■ Directions for this task: What you return must match the records word for word.

■ Supplied data:
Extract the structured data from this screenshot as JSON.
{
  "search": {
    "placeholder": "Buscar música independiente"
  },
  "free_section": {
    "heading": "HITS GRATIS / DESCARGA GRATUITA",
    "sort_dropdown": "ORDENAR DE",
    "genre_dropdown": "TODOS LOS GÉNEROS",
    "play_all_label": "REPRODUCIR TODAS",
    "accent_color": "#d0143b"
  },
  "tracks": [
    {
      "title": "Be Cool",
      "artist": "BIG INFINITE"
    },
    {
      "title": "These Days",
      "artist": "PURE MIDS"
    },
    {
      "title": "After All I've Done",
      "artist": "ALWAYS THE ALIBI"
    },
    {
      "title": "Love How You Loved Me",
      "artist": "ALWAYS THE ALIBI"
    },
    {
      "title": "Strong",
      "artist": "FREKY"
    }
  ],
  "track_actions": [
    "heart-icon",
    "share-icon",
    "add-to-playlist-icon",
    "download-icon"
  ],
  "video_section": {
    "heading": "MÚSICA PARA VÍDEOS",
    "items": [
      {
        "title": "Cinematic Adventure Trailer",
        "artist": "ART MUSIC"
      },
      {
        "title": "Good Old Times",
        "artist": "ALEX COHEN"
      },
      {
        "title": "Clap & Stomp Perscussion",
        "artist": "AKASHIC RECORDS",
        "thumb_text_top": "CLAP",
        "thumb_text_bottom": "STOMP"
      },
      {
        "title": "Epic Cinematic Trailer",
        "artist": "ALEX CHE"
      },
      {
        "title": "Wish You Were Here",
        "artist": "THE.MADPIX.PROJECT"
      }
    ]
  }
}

■ Response below:
Extract the structured data from this screenshot as JSON.
{
  "search": {
    "placeholder": "Buscar música independiente"
  },
  "free_section": {
    "heading": "HITS GRATIS / DESCARGA GRATUITA",
    "sort_dropdown": "ORDENAR DE",
    "genre_dropdown": "TODOS LOS GÉNEROS",
    "play_all_label": "REPRODUCIR TODAS",
    "accent_color": "#d0143b"
  },
  "tracks": [
    {
      "title": "Be Cool",
      "artist": "BIG INFINITE"
    },
    {
      "title": "These Days",
      "artist": "PURE MIDS"
    },
    {
      "title": "After All I've Done",
      "artist": "ALWAYS THE ALIBI"
    },
    {
      "title": "Love How You Loved Me",
      "artist": "ALWAYS THE ALIBI"
    },
    {
      "title": "Strong",
      "artist": "FREKY"
    }
  ],
  "track_actions": [
    "heart-icon",
    "share-icon",
    "add-to-playlist-icon",
    "download-icon"
  ],
  "video_section": {
    "heading": "MÚSICA PARA VÍDEOS",
    "items": [
      {
        "title": "Cinematic Adventure Trailer",
        "artist": "ART MUSIC"
      },
      {
        "title": "Good Old Times",
        "artist": "ALEX COHEN"
      },
      {
        "title": "Clap & Stomp Perscussion",
        "artist": "AKASHIC RECORDS",
        "thumb_text_top": "CLAP",
        "thumb_text_bottom": "STOMP"
      },
      {
        "title": "Epic Cinematic Trailer",
        "artist": "ALEX CHE"
      },
      {
        "title": "Wish You Were Here",
        "artist": "THE.MADPIX.PROJECT"
      }
    ]
  }
}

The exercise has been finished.